Even so, Bright hit gold in casting Johnny Reed as Tracy’s generously endowed, agoraphobic mama. (Only in the second act did one audience member whisper to her partner, “I think that’s a man.”) Temptation to call him a stand-out is eclipsed by the fact that so is the entire cast. Pomai Lopez is chipper and adorable as Tracy. And Chris Gritti was born to be Corny Collins. It’s no surprise, therefore, to learn that he also played the role three years ago at Diamond Head Theatre. Yvette Umi-Sua’ava brings gospel-strength to her part as Motormouth Maybelle, and Gabe Wright and Emily Maldonado shine as her kids, Seaweed and Little Inez. Tracy Yamamoto is a riot in her three roles as a prison matron, lecherous gym teacher and nightmarish mother (as well as real-life mother) of Tracy’s best friend, the quirky Penny Pingleton (Dani Yamamoto).

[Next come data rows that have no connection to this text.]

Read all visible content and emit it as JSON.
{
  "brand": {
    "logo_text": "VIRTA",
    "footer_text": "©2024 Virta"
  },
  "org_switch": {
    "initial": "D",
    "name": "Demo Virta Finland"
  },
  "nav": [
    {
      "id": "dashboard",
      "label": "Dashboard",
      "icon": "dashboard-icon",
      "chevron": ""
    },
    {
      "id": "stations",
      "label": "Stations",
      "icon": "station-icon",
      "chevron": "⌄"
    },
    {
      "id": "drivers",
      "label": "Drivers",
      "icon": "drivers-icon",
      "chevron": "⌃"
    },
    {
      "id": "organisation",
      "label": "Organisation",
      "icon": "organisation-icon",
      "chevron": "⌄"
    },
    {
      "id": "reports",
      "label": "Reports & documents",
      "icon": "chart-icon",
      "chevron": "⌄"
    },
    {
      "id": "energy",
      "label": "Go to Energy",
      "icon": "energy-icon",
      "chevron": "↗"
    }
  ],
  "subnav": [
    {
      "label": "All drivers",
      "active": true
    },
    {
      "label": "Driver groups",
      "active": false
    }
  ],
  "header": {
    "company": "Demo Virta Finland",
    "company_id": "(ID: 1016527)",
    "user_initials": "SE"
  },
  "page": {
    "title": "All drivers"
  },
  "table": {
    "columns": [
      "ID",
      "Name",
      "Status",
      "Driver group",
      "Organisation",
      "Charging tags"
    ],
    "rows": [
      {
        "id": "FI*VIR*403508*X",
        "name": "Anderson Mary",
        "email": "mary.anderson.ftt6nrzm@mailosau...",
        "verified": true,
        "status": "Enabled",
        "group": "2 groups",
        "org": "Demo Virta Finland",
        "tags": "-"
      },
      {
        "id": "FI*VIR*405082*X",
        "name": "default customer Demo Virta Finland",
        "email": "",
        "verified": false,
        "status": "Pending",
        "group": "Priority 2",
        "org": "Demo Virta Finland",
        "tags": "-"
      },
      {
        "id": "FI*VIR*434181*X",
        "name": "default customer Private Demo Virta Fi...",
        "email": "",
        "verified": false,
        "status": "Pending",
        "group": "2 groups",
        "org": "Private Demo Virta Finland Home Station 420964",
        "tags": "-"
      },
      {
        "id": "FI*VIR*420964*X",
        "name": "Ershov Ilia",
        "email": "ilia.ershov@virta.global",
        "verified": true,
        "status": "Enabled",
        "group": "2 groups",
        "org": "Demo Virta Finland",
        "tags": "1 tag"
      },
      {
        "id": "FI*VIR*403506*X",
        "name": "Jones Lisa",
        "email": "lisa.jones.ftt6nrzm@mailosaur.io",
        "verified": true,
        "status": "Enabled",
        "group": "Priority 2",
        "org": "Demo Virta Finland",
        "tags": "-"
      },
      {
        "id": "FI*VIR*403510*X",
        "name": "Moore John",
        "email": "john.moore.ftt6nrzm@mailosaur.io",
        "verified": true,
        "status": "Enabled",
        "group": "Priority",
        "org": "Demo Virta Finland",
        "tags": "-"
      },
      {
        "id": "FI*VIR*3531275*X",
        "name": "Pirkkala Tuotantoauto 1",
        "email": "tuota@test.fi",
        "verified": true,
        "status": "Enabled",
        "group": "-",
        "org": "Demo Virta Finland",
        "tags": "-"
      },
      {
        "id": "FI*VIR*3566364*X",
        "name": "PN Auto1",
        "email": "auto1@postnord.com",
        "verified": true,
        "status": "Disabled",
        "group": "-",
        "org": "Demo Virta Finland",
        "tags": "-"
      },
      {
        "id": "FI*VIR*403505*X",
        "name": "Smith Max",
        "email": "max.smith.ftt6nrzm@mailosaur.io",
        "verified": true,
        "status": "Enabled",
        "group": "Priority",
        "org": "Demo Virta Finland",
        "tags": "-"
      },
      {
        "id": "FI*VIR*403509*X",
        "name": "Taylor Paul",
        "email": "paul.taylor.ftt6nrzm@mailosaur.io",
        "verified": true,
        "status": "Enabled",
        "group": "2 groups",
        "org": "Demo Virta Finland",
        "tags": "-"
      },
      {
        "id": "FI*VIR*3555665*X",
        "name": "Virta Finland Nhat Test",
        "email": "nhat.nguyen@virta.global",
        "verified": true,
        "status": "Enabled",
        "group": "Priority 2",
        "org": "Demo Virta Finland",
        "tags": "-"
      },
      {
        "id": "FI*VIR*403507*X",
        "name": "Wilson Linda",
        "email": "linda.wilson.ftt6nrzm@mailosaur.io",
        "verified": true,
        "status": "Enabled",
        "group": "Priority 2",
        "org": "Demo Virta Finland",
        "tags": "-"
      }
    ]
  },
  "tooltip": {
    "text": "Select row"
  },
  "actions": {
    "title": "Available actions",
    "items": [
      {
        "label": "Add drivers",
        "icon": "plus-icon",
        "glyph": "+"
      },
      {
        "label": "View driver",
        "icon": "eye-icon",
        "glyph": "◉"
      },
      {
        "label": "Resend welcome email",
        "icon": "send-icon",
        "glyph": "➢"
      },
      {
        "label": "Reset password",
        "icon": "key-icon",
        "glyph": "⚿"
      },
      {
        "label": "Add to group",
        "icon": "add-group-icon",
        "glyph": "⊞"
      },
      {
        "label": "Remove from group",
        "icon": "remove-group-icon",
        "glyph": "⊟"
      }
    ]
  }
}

A family emergency, however, has called away the Yamamotos as of this writing. Stepping up to Tracy Yamamoto’s roles are brave and capable actors Holly Holowach (Tom’s wife) as Mrs. Pingleton and Lisa Barnes as the matron and gym teacher, with Holly covering all three roles by Oct. 12. Existing cast member Katrina Johnson is filling in as Penny. The show must go on!

And an energetic show it is. In this even-toned production, none of the songs are particular standouts, but they’re all enjoyable. Bright’s son Clarke conducts the live orchestra, while Tracy shakes, bounces and gyrates her heart out, and the cast of nearly 50 falls into step with an incredibly lively display of vocal and dance talent. The bulk of the action happens front stage with visions of more intimate moments unfolding on higher levels. The flexible set features parts that lift, lower and fold, and even incorporate a video screen. Team Bright gives it their all from an opening number that’s sunshine-happy right up to the festive finale, leaving us all warm and fuzzy.

the TICKET stub

When: Through Oct. 19
Where: Paliku Theatre
Cost: $22-$35
More Info: 235-7310,